Director - Process Laboratory

Tom is a recognized expert in reheat-stretch blow molding technology. He has worked with every major resin supplier and has processed most materials available for stretch blow molding, including, PET, PEN, PP, Barex, PLA, ABS, and Styrene, in monolayer, multilayer and copolymer combinations.
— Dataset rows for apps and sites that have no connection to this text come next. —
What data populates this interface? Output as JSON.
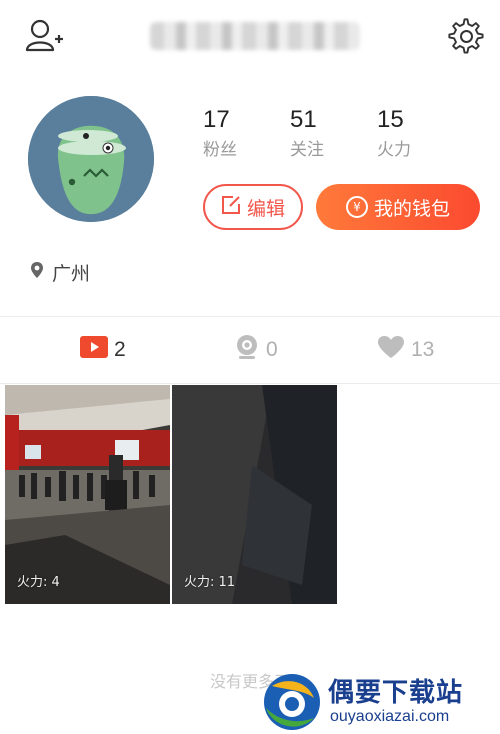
{
  "header": {
    "add_friend_icon": "add-user-icon",
    "settings_icon": "gear-icon"
  },
  "profile": {
    "stats": [
      {
        "value": "17",
        "label": "粉丝"
      },
      {
        "value": "51",
        "label": "关注"
      },
      {
        "value": "15",
        "label": "火力"
      }
    ],
    "edit_label": "编辑",
    "wallet_label": "我的钱包",
    "wallet_symbol": "¥",
    "location": "广州"
  },
  "tabs": [
    {
      "icon": "video-play-icon",
      "count": "2",
      "active": true
    },
    {
      "icon": "webcam-icon",
      "count": "0",
      "active": false
    },
    {
      "icon": "heart-icon",
      "count": "13",
      "active": false
    }
  ],
  "videos": [
    {
      "label": "火力: 4"
    },
    {
      "label": "火力: 11"
    }
  ],
  "footer": {
    "text": "没有更多了"
  },
  "watermark": {
    "title": "偶要下载站",
    "url": "ouyaoxiazai.com"
  },
  "colors": {
    "accent": "#f2574c",
    "wallet_gradient": [
      "#ff7a3a",
      "#fb4a30"
    ],
    "watermark": "#1a3f8f"
  }
}
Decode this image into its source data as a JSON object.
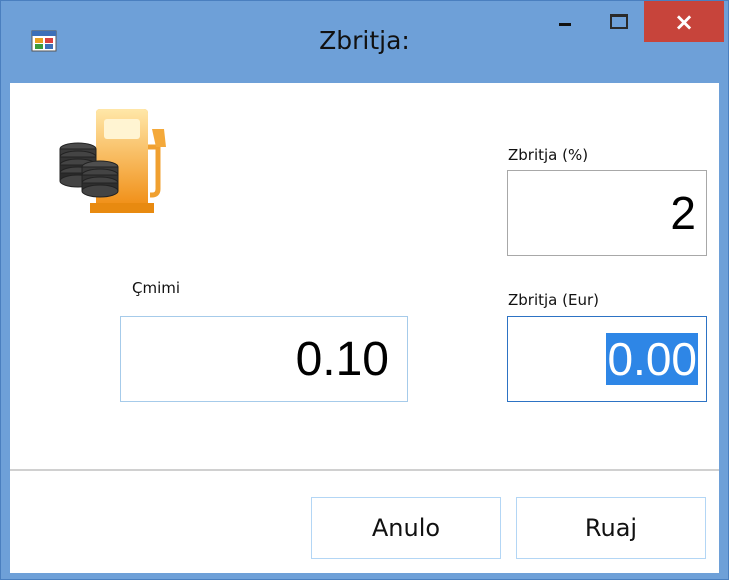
{
  "window": {
    "title": "Zbritja:",
    "icon": "app-window-icon",
    "controls": {
      "minimize": "minimize-icon",
      "maximize": "maximize-icon",
      "close": "×"
    }
  },
  "form": {
    "icon": "fuel-pump-coins-icon",
    "discount_percent": {
      "label": "Zbritja (%)",
      "value": "2"
    },
    "discount_eur": {
      "label": "Zbritja (Eur)",
      "value": "0.00",
      "selected": true
    },
    "price": {
      "label": "Çmimi",
      "value": "0.10"
    }
  },
  "buttons": {
    "cancel_label": "Anulo",
    "save_label": "Ruaj"
  },
  "colors": {
    "titlebar": "#6ea0d8",
    "close_button": "#c7443b",
    "selection": "#2e86e6",
    "focus_border": "#2d73c4"
  }
}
Working many times with experimental materials, additives and variations, Tom uses methodical evaluation techniques to determine the effects of resin on process ability and container performance.